▶ [Your task]: From top to bottom, reproduce the listing without a single change.
Start of Source material
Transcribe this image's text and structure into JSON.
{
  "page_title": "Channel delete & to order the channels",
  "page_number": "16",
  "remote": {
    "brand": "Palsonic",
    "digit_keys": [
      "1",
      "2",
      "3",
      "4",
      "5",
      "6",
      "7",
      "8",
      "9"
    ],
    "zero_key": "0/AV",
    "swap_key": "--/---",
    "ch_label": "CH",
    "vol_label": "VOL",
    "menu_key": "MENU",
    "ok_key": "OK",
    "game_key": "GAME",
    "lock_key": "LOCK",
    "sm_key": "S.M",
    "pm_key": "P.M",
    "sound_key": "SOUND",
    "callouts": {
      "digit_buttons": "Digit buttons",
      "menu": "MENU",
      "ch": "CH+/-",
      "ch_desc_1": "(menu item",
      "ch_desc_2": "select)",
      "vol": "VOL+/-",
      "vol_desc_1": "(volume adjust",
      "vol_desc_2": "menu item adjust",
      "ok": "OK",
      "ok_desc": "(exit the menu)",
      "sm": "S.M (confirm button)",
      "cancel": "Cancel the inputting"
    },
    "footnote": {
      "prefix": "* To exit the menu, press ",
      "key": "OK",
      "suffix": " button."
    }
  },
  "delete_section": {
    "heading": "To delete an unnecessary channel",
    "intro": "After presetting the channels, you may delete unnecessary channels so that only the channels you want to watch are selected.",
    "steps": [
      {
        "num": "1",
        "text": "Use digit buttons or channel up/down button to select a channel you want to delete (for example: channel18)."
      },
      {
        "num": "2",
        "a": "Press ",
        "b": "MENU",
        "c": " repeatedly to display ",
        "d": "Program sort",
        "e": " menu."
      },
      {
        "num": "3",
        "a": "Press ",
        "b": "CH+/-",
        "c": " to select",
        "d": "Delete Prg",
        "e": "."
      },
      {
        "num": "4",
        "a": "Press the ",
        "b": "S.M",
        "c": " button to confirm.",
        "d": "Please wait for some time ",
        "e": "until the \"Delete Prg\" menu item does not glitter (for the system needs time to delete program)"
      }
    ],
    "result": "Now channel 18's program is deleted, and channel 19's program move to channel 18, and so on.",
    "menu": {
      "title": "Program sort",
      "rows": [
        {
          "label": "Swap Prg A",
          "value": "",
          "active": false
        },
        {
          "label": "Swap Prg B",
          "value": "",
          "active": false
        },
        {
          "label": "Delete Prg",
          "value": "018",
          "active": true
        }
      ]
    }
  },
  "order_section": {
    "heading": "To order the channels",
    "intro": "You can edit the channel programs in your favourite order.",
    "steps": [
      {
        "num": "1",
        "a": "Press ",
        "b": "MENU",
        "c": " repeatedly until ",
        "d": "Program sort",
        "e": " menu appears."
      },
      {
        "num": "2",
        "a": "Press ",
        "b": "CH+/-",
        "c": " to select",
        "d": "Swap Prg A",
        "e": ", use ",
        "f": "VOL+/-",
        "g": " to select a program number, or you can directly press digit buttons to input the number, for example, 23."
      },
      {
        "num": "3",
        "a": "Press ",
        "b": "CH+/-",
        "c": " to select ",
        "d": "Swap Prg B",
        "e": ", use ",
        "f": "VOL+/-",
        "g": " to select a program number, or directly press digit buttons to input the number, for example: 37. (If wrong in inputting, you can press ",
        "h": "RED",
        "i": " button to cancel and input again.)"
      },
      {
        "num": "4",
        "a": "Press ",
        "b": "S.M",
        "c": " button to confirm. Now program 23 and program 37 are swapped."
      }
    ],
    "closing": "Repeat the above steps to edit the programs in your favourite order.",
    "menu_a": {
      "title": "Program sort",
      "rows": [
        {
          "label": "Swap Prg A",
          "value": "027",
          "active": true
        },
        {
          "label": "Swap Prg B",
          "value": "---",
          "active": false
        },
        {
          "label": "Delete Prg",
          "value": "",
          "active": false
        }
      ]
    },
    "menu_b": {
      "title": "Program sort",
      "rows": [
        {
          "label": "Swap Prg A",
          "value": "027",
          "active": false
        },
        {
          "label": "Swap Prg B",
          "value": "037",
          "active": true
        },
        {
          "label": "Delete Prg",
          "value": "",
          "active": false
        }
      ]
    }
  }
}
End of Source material
▶ [Answer to the problem]:
Transcribe this image's text and structure into JSON.
{
  "page_title": "Channel delete & to order the channels",
  "page_number": "16",
  "remote": {
    "brand": "Palsonic",
    "digit_keys": [
      "1",
      "2",
      "3",
      "4",
      "5",
      "6",
      "7",
      "8",
      "9"
    ],
    "zero_key": "0/AV",
    "swap_key": "--/---",
    "ch_label": "CH",
    "vol_label": "VOL",
    "menu_key": "MENU",
    "ok_key": "OK",
    "game_key": "GAME",
    "lock_key": "LOCK",
    "sm_key": "S.M",
    "pm_key": "P.M",
    "sound_key": "SOUND",
    "callouts": {
      "digit_buttons": "Digit buttons",
      "menu": "MENU",
      "ch": "CH+/-",
      "ch_desc_1": "(menu item",
      "ch_desc_2": "select)",
      "vol": "VOL+/-",
      "vol_desc_1": "(volume adjust",
      "vol_desc_2": "menu item adjust",
      "ok": "OK",
      "ok_desc": "(exit the menu)",
      "sm": "S.M (confirm button)",
      "cancel": "Cancel the inputting"
    },
    "footnote": {
      "prefix": "* To exit the menu, press ",
      "key": "OK",
      "suffix": " button."
    }
  },
  "delete_section": {
    "heading": "To delete an unnecessary channel",
    "intro": "After presetting the channels, you may delete unnecessary channels so that only the channels you want to watch are selected.",
    "steps": [
      {
        "num": "1",
        "text": "Use digit buttons or channel up/down button to select a channel you want to delete (for example: channel18)."
      },
      {
        "num": "2",
        "a": "Press ",
        "b": "MENU",
        "c": " repeatedly to display ",
        "d": "Program sort",
        "e": " menu."
      },
      {
        "num": "3",
        "a": "Press ",
        "b": "CH+/-",
        "c": " to select",
        "d": "Delete Prg",
        "e": "."
      },
      {
        "num": "4",
        "a": "Press the ",
        "b": "S.M",
        "c": " button to confirm.",
        "d": "Please wait for some time ",
        "e": "until the \"Delete Prg\" menu item does not glitter (for the system needs time to delete program)"
      }
    ],
    "result": "Now channel 18's program is deleted, and channel 19's program move to channel 18, and so on.",
    "menu": {
      "title": "Program sort",
      "rows": [
        {
          "label": "Swap Prg A",
          "value": "",
          "active": false
        },
        {
          "label": "Swap Prg B",
          "value": "",
          "active": false
        },
        {
          "label": "Delete Prg",
          "value": "018",
          "active": true
        }
      ]
    }
  },
  "order_section": {
    "heading": "To order the channels",
    "intro": "You can edit the channel programs in your favourite order.",
    "steps": [
      {
        "num": "1",
        "a": "Press ",
        "b": "MENU",
        "c": " repeatedly until ",
        "d": "Program sort",
        "e": " menu appears."
      },
      {
        "num": "2",
        "a": "Press ",
        "b": "CH+/-",
        "c": " to select",
        "d": "Swap Prg A",
        "e": ", use ",
        "f": "VOL+/-",
        "g": " to select a program number, or you can directly press digit buttons to input the number, for example, 23."
      },
      {
        "num": "3",
        "a": "Press ",
        "b": "CH+/-",
        "c": " to select ",
        "d": "Swap Prg B",
        "e": ", use ",
        "f": "VOL+/-",
        "g": " to select a program number, or directly press digit buttons to input the number, for example: 37. (If wrong in inputting, you can press ",
        "h": "RED",
        "i": " button to cancel and input again.)"
      },
      {
        "num": "4",
        "a": "Press ",
        "b": "S.M",
        "c": " button to confirm. Now program 23 and program 37 are swapped."
      }
    ],
    "closing": "Repeat the above steps to edit the programs in your favourite order.",
    "menu_a": {
      "title": "Program sort",
      "rows": [
        {
          "label": "Swap Prg A",
          "value": "027",
          "active": true
        },
        {
          "label": "Swap Prg B",
          "value": "---",
          "active": false
        },
        {
          "label": "Delete Prg",
          "value": "",
          "active": false
        }
      ]
    },
    "menu_b": {
      "title": "Program sort",
      "rows": [
        {
          "label": "Swap Prg A",
          "value": "027",
          "active": false
        },
        {
          "label": "Swap Prg B",
          "value": "037",
          "active": true
        },
        {
          "label": "Delete Prg",
          "value": "",
          "active": false
        }
      ]
    }
  }
}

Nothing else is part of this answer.